I recently came across an interesting LinkedIn post by Daniel J. Solove, the John Marshall Harlan Research Professor of Law at George Washington University Law School and the founder of TeachPrivacy, a privacy/data security training company.
The post titled, “Boards of Directors Must Grapple with Privacy and Cybersecurity” characterized privacy and cybersecurity as becoming “existential” issues and extolled the need from them to start being addressed at the board level.
It cited research showing that a majority of board members believed that they should be actively involved in cyber security but that only 14% of them were actively involved. It cited another survey showing 32.5% of boards do not receive any information about their organization’s cybersecurity posture and activities whatsoever, and of the 55% that do receive regular reports, 19% receive reports only annually.
The Confluence of Security, Privacy and Trust is an idea whose time has come. Each of these independent components have matured to a level where it can be synthesized with the others to form an integrated whole. This is seen clearly in the healthcare sector, where privacy advocates struggle with security experts over patients’ right of access to their own healthcare record. The security contingent wants to lock down the electronic health record (EHR) and to restrict access to safeguard the time-honored CIA triad (Confidentiality, Integrity and Availability). Privacy advocates feel that such actions limit human freedom, e.g., access to their own health records. And neither side trusts the other. They cannot even agree on a definition of trust, let alone a solution.
Individuals seemingly have more freedom than ever before, but that is an illusion. Their financial and healthcare records and Personally Identifiable Information (PII) are up for grabs. The situation in the financial sector over PII and data protection is similar where users’ privacy and how to protect it is wrought with compliance mandates and confusion confounds. The rival camps are entrenched and seemingly intractable.
We at the Digital Risk Management Institute (DRMI) completely agree with Professor Solove and for several years have championed the need to marry legal frameworks with technology and bridge the silos between privacy and security. To that end we recently released the industry’s first DRM Framework (DRMF) – a consistent, unified approach to measuring and managing digital risk that has the potential to deliver cost efficiencies and greater risk assurance for business processes than the fragmented approach currently in place in most large organizations.

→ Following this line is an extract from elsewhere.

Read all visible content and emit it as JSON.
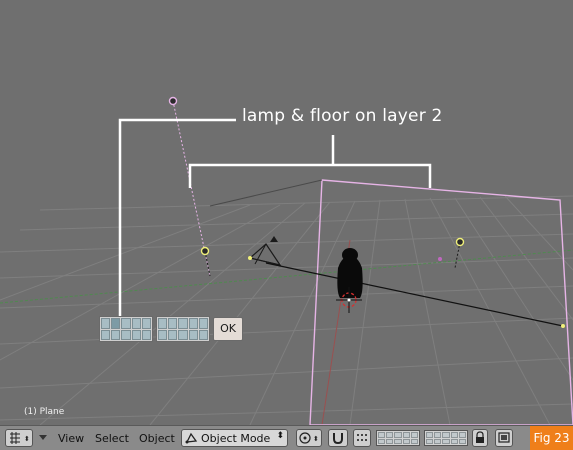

Ancillary to the framework is the notion that a holistic security architecture that must be in place to assemble the fragmented pieces into a whole while avoiding unnecessary and needless complexity induced in the development lifecycle of systems. Implementing security early in the development life cycle could simply start with this holistic security architecture.
Take the software-defined perimeter for example, where the architecture ensures user authentication, mutual secure communications, device validation, dynamic firewalls, application binding all work together to ‘blacken’ the servers providing critical services. Further, adding ‘trust marks’ and integrating those into the architecture to enforce authorization and authentication policies brings us closer to ensuring privacy.
Architectures and solutions to integrate security and privacy are available today. The time has come to foster a new approach and a holistic architecture that engages business units, cyber security, risk officers, and achieves board level visibility.
I’d love to hear your thoughts about this confluence. Also, we hope you will consider joining us as a member of the DRM Institute. Visit this DRM Institute page to become a General Member. Once you are a General Member you can join the General Member LinkedIn group and also apply for Charter Member status.